As McGowan declares, “The federal government may not agree with or like what I have to say about the environmental movement, or other social justice issues. I do not particularly care as the role of an activist is not to tailor one’s views to those in power.” Additionally, ”Aref v. Holder contends, everything I have written is core political speech that is protected by the First Amendment. It may be true that courts have held that a prisoner’s freedom of speech is more restricted than that of other members of the public. But no court has ever said that means that a prisoner is not free to express political views and beliefs that pose no danger to prison security and do not involve criminal acts.”
Both of the memos fail to report specific criminal or violent acts that McGowan might have been advocating be committed. Nor do they draw a link between his writings and any acts committed while in prison.
CMUs are used by the Bureau of Prisons to disproportionately target Muslim inmates, particularly those in prison on non-violent material support for terrorism charges. In fact, the Center for Constitutional Rights (CCR) is arguing his case along with Yassin Aref, who was transferred to a CMU after he told fellow prisoners during group prayer they were sent to a “psychologically abusive unit because they were Muslim” and should “‘stand firm, stand strong, to stand steadfast’ even though the CMU is ‘a hard place.’” There was no warning or finding he had violated prison rules with these remarks yet Smith recommended he be put in isolation for his speech.
It is estimated, according to CCR, that 72% of the population at the Marion CMU is Muslim, 1,200% “higher than the national average of Muslim prisoners in federal prison facilities.” The Terre Haute CMU population is “approximately two-thirds
Muslim,” an overrepresentation of 1,000%.” These statistics include African Americans who have converted to Islam and prisoners who are of Middle Eastern descent. They show the war on Muslims is not limited to racial profiling, warrantless surveillance and preemptive prosecutions but also include a sinister form of punishment, where they are isolated for indefinite periods for engaging in freedom of speech that condemns the prison or other US government agencies and policies.

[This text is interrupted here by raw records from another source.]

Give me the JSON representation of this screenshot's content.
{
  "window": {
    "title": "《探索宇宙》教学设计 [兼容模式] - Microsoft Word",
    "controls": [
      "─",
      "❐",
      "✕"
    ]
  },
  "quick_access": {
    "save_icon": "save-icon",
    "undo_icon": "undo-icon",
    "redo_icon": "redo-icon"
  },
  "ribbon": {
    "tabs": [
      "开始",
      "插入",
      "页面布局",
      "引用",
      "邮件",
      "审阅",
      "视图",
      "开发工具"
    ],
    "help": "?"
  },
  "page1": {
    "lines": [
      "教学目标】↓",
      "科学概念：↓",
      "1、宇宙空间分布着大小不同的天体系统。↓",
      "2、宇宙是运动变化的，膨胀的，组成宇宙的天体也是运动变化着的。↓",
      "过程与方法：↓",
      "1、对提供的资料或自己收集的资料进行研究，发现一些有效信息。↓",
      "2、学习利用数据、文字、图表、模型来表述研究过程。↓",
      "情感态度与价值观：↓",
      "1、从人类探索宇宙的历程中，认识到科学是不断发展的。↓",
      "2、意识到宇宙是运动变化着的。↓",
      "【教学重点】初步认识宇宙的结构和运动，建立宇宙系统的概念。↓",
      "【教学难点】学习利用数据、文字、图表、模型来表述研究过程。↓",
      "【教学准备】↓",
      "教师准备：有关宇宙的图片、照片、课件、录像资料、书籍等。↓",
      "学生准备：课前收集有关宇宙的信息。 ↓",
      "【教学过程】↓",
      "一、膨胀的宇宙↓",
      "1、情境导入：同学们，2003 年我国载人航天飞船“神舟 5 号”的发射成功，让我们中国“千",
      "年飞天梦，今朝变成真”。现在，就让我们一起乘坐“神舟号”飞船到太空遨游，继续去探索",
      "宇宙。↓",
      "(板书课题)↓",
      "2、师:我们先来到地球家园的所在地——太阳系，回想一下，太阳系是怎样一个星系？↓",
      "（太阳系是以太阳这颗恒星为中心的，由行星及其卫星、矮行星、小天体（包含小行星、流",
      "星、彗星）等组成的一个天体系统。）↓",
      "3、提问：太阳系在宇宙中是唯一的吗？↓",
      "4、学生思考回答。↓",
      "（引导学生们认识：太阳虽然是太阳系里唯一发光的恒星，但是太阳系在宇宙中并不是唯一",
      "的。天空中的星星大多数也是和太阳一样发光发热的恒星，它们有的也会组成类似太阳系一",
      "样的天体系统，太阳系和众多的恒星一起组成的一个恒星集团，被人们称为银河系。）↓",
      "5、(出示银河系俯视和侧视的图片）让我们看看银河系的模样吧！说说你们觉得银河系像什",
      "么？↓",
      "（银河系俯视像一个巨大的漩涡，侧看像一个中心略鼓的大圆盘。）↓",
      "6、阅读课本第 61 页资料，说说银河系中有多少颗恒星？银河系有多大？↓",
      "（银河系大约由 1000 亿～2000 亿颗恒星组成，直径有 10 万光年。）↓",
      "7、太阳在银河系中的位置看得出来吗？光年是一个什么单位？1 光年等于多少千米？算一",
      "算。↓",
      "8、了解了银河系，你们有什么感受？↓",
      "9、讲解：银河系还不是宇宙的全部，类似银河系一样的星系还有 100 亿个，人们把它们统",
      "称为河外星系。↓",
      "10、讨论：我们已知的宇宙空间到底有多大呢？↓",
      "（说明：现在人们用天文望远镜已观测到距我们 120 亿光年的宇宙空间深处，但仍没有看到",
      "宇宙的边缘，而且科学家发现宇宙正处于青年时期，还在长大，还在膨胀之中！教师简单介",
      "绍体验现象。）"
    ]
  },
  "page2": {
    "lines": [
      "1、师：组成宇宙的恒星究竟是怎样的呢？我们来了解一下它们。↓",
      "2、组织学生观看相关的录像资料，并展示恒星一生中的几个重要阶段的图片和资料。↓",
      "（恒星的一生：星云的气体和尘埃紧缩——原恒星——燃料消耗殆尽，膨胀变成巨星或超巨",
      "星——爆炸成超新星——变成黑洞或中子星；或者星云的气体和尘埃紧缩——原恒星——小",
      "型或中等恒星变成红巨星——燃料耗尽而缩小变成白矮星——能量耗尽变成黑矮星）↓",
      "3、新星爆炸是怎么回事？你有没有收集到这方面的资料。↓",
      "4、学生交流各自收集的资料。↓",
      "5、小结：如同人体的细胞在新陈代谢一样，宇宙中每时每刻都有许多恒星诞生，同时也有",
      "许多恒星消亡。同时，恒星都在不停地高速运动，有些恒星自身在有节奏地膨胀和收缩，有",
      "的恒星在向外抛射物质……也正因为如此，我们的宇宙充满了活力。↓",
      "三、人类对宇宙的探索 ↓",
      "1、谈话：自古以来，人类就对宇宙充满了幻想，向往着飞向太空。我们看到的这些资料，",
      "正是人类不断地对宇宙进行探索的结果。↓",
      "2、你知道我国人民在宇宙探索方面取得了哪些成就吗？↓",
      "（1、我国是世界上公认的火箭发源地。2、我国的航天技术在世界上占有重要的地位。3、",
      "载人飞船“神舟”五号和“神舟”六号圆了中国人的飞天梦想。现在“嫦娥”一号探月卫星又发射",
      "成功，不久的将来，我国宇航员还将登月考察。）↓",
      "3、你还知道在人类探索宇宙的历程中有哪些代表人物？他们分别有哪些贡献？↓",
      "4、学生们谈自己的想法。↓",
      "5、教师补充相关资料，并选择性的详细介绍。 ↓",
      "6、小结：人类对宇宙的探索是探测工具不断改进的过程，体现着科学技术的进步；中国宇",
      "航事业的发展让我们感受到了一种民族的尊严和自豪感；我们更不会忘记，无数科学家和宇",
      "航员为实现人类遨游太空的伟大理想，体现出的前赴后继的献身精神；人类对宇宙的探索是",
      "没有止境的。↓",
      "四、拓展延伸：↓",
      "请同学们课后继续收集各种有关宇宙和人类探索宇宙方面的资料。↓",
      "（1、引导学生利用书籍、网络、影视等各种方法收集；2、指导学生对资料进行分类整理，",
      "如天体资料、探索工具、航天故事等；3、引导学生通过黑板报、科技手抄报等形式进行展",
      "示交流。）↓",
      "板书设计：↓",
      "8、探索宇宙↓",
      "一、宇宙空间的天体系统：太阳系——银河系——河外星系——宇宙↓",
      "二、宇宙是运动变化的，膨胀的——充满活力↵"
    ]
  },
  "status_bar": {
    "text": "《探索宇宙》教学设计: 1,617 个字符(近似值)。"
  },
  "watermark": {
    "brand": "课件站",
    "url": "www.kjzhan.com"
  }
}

As McGowan concludes from experience, “It is becoming increasingly clear that the [Bureau of Prisons] is using these units to silence people, and to crack down on unpopular political speech. They have become units where the [Bureau of Prisons] can dump prisoners they have issues with or whose political beliefs they find anathema. In the months that come, with CCR’s help, I hope to prove that in court and show what is happening at the CMUs. This needs to be dragged into the sunlight.”